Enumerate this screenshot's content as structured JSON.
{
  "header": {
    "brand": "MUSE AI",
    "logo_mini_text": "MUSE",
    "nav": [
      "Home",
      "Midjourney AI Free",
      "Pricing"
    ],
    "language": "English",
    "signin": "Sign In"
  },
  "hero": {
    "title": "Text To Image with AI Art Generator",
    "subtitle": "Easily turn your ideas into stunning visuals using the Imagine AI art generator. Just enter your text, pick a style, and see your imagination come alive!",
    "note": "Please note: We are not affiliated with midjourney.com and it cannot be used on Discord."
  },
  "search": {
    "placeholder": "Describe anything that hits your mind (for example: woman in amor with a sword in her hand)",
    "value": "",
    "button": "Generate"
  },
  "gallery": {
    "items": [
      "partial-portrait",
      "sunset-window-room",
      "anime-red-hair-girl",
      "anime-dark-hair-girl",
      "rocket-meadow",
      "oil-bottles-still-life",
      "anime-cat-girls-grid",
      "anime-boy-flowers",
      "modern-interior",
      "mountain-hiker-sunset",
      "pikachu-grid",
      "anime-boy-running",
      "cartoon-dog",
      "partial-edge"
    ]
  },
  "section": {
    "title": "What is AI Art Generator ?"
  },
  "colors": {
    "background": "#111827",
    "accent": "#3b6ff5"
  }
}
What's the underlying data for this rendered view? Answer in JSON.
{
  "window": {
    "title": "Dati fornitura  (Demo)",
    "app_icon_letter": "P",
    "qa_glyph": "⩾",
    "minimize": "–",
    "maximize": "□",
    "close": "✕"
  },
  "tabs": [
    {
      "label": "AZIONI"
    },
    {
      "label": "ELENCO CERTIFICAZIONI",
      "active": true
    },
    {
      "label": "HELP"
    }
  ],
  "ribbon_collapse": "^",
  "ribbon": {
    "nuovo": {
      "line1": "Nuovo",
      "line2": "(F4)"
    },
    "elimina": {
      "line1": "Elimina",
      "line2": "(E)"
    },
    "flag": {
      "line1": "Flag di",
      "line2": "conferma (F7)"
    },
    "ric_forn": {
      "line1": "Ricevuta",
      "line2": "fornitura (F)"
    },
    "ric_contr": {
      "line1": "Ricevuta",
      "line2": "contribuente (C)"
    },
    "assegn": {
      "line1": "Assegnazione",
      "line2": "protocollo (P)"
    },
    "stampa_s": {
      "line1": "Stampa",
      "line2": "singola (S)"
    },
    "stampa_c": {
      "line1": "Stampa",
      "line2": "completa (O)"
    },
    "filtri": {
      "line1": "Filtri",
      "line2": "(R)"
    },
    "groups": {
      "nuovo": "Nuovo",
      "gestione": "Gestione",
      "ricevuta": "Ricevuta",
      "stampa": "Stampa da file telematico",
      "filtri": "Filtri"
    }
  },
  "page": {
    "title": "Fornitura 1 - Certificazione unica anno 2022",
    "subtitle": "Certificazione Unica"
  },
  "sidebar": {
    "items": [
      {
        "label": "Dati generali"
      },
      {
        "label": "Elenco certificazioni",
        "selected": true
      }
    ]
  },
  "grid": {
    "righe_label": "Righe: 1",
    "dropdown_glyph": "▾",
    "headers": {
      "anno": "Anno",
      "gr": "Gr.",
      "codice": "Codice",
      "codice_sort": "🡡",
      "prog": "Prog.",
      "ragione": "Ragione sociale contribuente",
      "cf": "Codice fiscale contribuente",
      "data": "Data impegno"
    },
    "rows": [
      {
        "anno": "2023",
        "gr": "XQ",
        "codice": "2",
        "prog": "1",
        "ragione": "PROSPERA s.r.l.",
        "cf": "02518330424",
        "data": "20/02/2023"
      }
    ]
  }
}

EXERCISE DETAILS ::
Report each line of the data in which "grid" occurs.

RESPONSE ::
      "anime-cat-girls-grid",
      "pikachu-grid",
  "grid": {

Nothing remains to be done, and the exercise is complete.